Heroin and Crack – What’s on the Tin?

by Paul North


Cannabis has been getting a lot of air time across both radio and TV in the past few months. Various documentaries, panel debates and news stories have covered the issue and examined legalisation of the drug. While this great for the reform movement, and I certainly welcome fresh perspectives on the issue, sometimes all it takes is a few words to throw a spanner in the works and distract from the debate.

The recent BBC Newsbeat documentary ‘Cannabis – Time for Change?’ is a good example of this. Things were progressing nicely, various angles of the debate covered until a drugs worker from London called Louisa declared that she ‘would prefer you (her children) to take heroin than skunk’ and that ‘heroin and crack; it does what is says on the tin’, to which she then suggests that skunk – by which she means high THC, low CBD street cannabis, is more dangerous as it can lead you to be psychotic, while heroin and crack don’t.

If heroin and crack were sold in tins thy would certainly carry quite a health warning, and a pretty severe one at that. Something like ‘this product has a significant chance of ruining highly important aspects of your life’ would suffice.

Opiates deaths are at an all-time high, and we are on the verge of a fentanyl crisis taking place when treatment services are more vulnerable than ever before due to cuts to public health budgets. Crack remains a ferociously addictive drug, and has an evidenced track record of impacting on people’s lives physically, emotionally and socially. Telling anyone (young person or not) that heroin and crack are safer than any other drug because “it does what it says on the tin” is a deeply problematic message. The potential harms associated with both their chronic and acute use are significant and their instance of problematic use is higher than many other drugs.
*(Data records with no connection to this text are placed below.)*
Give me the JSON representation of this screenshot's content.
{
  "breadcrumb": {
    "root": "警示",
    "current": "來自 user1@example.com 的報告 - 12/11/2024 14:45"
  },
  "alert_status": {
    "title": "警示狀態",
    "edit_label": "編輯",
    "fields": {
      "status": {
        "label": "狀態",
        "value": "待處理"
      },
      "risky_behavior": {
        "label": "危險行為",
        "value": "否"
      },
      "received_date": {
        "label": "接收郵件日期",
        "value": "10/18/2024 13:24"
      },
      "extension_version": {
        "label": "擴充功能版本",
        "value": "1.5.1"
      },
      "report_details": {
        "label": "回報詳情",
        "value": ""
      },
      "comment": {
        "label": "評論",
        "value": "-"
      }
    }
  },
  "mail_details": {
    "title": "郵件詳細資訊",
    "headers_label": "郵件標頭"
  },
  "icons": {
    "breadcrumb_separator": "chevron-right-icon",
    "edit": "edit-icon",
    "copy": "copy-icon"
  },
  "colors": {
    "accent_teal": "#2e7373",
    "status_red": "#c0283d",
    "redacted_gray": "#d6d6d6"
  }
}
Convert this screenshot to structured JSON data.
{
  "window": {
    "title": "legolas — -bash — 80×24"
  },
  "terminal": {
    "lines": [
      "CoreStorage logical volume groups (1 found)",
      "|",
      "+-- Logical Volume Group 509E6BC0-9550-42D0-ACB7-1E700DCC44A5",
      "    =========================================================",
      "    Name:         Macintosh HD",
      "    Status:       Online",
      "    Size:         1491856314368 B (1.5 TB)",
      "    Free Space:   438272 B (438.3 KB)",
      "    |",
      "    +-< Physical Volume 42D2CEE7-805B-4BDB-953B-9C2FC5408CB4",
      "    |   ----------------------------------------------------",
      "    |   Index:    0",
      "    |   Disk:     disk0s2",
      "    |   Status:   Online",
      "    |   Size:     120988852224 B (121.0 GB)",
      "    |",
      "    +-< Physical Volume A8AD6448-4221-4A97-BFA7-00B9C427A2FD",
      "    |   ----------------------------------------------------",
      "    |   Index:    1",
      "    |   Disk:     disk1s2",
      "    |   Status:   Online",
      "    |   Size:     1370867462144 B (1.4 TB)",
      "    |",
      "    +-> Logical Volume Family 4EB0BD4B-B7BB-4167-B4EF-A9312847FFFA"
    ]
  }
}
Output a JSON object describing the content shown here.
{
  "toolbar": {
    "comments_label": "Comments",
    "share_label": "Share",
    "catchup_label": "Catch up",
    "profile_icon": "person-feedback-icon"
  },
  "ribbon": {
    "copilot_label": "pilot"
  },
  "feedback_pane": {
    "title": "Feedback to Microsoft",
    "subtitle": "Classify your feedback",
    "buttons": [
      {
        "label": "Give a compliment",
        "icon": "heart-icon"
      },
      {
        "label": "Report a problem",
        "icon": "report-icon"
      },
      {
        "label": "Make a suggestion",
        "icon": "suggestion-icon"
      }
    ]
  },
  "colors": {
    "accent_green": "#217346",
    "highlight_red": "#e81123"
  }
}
Telling anyone that cannabis is more dangerous that heroin or crack creates confusion and takes us back to the dark ages in terms of drug education. The gold standard of drugs education is to provide open, honest and accurate information on drugs to create an informed debate.

We need to stop thinking about drugs in such a simplistic way. Understanding harm purely based on the risk of it causing psychosis is no a logical way of thinking. This same mistake is made by many who have been outraged by Louisa’s comments. Just because cannabis is a plant, is used medicinally round the world, and hasn’t directly killed anyone does also not make it safe.

All drug use carries a risk, and we need to educate society on the reality of street cannabis. This should be done by having open, honest and clear conversations with people about evidence, experience and the growing knowledge base we have on the subject.

The most responsible message we can give right now is that consuming street cannabis to help deal with problematic thoughts and feelings carries a risk. There is a growing evidence base that cannabis with high levels of THC and little CBD can for some people lead to a serious deterioration in their mental health. There is also a substantial number of young people using street cannabis problematically in treatment services and academic evidence highlighting how regular use impacts on education. The corollary to this, of course, is that many many people use street cannabis perfectly unproblematically every day.

We should however stop looking at this issue in such a black/white fashion. Mental health, just like physical health, is a spectrum. The debate should mirror this, and acknowledge that although a minority of those who use street cannabis find themselves admitted to hospital, more people than ever before are accessing treatment services for help. Frontline experience in both mental health and drug treatment services suggest street cannabis is playing a key part in this. It is far from the only factor, but it’s one that should be highlighted when discussing harms.

Personal experience should not be used in isolation to educate anyone on drugs. This is taking place on both sides of the debate. It may well be that in Louisa’s personal experience she has seen people in drug treatment who are experiencing more complex or severe problems with cannabis than heroin or crack. This does not make such an experience a fact fit for educational purposes, it is simply one experience. It should be complemented with evidence and research.

The same is true for those who proclaim cannabis is completely safe. Just because an individual who uses cannabis feels it causes them no problems, it does not mean for everyone the drug is safe. This is just an experience of one individual rather than truth. To claim a drug is safe simply because in someone’s experience they have found it to be fine is just as problematic as Louisa’s view.

Education on drugs should empower people to make their own choice about what is right for them. Street cannabis carries risks, and we should certainly continue to debate and explore their nature. To do that we need to recognise that personal experience is not ideal and highly individualised. So much so that if it is not complemented with research or a wider understanding of the issue, the message becomes one that is not fit for purposes of education or raising awareness.

Paul North is an Addiction and Treatment Advisor at Volteface. Tweets @Paul_North

You may also like

Leave a Comment

This website uses cookies to improve your experience. We'll assume you're ok with this, but you can opt-out if you wish. Accept

Privacy & Cookies Policy